James LeFevour – USA
An addition by the author:
The need for cooperation amongst all Theosophical groups is just as pressing now as it was when ITC began. For those of us who want to work together, how many avenues do we have? Not many. One would think it would be easy to find brothers of similar mind amongst the universal brotherhood.
Since my writing of the passage in Our Unity, I have experienced both extremes firsthand, i.e. both Theosophists that wish to work together as well as those who do not. The best and only solution is, as always, to press forward. Let the negativity go unnoticed, and focus on the communal and the positive. In other words, turn the other cheek.
I still find great wisdom in W. Q. Judge's words on the difference between the Theosophical Movement and the Theosophical Society. He states that a Society is formed for Theosophical work, and he explains it is only a machine for conserving energy and putting it to use. The implication is that if the Society does not benefit the Movement, it is not serving a useful purpose. We should evaluate our own work in exactly the same way. We should question the benefit of our efforts and energy expended, especially in light of whether our actions are truly benefiting the movement.
Of the points made in my writing, I especially encourage people to really question the value of placing some Theosophical contributors as more or less valid than other Theosophical figures. My advice is to read all Theosophy, and choose for yourself what you cherish. Likewise, do not condemn writers like Leadbeater or Judge in front of others; let everyone use their own mind in the spirit of universal brotherhood.
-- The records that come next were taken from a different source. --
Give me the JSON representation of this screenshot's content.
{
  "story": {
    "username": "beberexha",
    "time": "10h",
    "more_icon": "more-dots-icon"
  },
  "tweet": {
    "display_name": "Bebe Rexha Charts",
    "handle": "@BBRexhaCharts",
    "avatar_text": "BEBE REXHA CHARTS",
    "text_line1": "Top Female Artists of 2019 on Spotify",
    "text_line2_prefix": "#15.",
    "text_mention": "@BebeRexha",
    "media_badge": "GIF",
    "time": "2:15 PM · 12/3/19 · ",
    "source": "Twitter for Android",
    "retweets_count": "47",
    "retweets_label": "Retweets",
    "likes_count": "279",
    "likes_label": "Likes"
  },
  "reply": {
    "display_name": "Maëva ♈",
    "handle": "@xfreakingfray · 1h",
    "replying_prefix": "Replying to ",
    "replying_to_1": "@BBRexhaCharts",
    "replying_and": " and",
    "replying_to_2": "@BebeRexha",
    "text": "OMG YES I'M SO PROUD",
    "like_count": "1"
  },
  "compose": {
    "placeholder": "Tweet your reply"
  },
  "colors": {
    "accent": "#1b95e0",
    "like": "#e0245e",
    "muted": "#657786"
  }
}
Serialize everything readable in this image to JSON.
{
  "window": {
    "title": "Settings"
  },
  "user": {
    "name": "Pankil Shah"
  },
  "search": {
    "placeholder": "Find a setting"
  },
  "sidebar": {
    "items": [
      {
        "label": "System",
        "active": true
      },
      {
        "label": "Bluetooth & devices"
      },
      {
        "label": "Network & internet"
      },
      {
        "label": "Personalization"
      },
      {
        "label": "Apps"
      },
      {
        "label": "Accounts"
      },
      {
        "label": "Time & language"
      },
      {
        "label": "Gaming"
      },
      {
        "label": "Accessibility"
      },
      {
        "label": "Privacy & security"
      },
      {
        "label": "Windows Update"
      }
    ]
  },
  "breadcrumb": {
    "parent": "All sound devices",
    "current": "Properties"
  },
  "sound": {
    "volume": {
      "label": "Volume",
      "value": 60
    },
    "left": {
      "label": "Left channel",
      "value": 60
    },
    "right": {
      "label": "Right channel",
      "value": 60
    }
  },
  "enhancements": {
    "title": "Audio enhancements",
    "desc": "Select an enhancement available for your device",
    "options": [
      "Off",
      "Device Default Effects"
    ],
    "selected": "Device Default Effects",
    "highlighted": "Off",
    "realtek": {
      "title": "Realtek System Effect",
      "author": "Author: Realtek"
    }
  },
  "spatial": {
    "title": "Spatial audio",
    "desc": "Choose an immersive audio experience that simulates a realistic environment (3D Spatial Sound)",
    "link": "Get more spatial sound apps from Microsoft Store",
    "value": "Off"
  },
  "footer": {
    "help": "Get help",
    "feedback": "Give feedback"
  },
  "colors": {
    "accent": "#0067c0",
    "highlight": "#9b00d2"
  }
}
Hereunder my article as it was published in 2014:
Being a younger student of Theosophy, my first International Theosophical Conference was only a few years ago. I remember quite well a particular conversation that I had over breakfast one morning, with another young student. He was a student of Point Loma – The Hague and I, being from Wheaton, was primarily exposed to the Adyar tradition. We enjoyed comparing notes, so to speak, talking on the differences between the traditions.
There was one common experience to which we could both attest, however, especially surrounded by many Theosophists from different traditions. We both remembered our shock the first time we found out that there were other traditions at all! Imagine learning of an organization with such a heavy emphasis on Universal Brotherhood and Truth and Unity. And then relatively shortly after, one discovers that at some point in history it split up in multiple ways! Even we, with the noblest of intentions, are not immune to such divisive events.
It is my observation though, that at this point in time we can be immune to divisive behavior. At this point I think we can celebrate the different traditions of study, and enjoy the opportunity for inquiry on seeming points of contradiction. I enjoy reading Blavatsky, Judge, Leadbeater, and de Purucker. They are all worth comparing, and if you find them out of alignment, do think for yourself on it. Even the first draft of The Secret Doctrine was nearly entirely criticized by T. Subba Row to the point that Blavatsky felt compelled to redraft the whole work; no one is a perfect Theosophist.
I have heard it said by many people, in regards to the different organizations getting along, that the best way is to only speak of Blavatsky and the things we all agree on. What a perfect way to build a row of powder kegs for us to meet upon, instead of a bridge! In time, that sort of approach would be meaningless.
To find unity among our efforts, and not just upon our inherent being, consider Judge’s words in his article The Theosophical Movement [The Path, Vol X. August 1895, pp137-9]
“There is a very great difference between the Theosophical Movement and any Theosophical Society. The Movement is moral, ethical, spiritual, universal, invisible save in effect, and continuous. A Society formed for Theosophical work is a visible organization, an effect, a machine for conserving energy and putting it to use; it is not nor can it be universal, nor is it continuous. Organized Theosophical bodies are made by men for their better cooperation, but, being mere outer shells, they must change from time to time as human defects come out, as the times change, and as the great underlying spiritual movement compels such alterations.
“We have not changed the work of H. P. B.; we have enlarged it. We assert that any person who has been admitted to any Theosophical Society should be received everywhere among Theosophists.”
There is no “one true Theosophical tradition.” Instead, what we have, as students of Theosophy is several traditions and bodies of knowledge that are preserved. From here on, members of any tradition can acknowledge to themselves or discuss in study groups what they feel are the strengths and weaknesses of each traditions approach, and apply the best of all of them, without condemning any of them.
If one were so inclined to speculate, one might be so bold as say it may have all been planned just this way.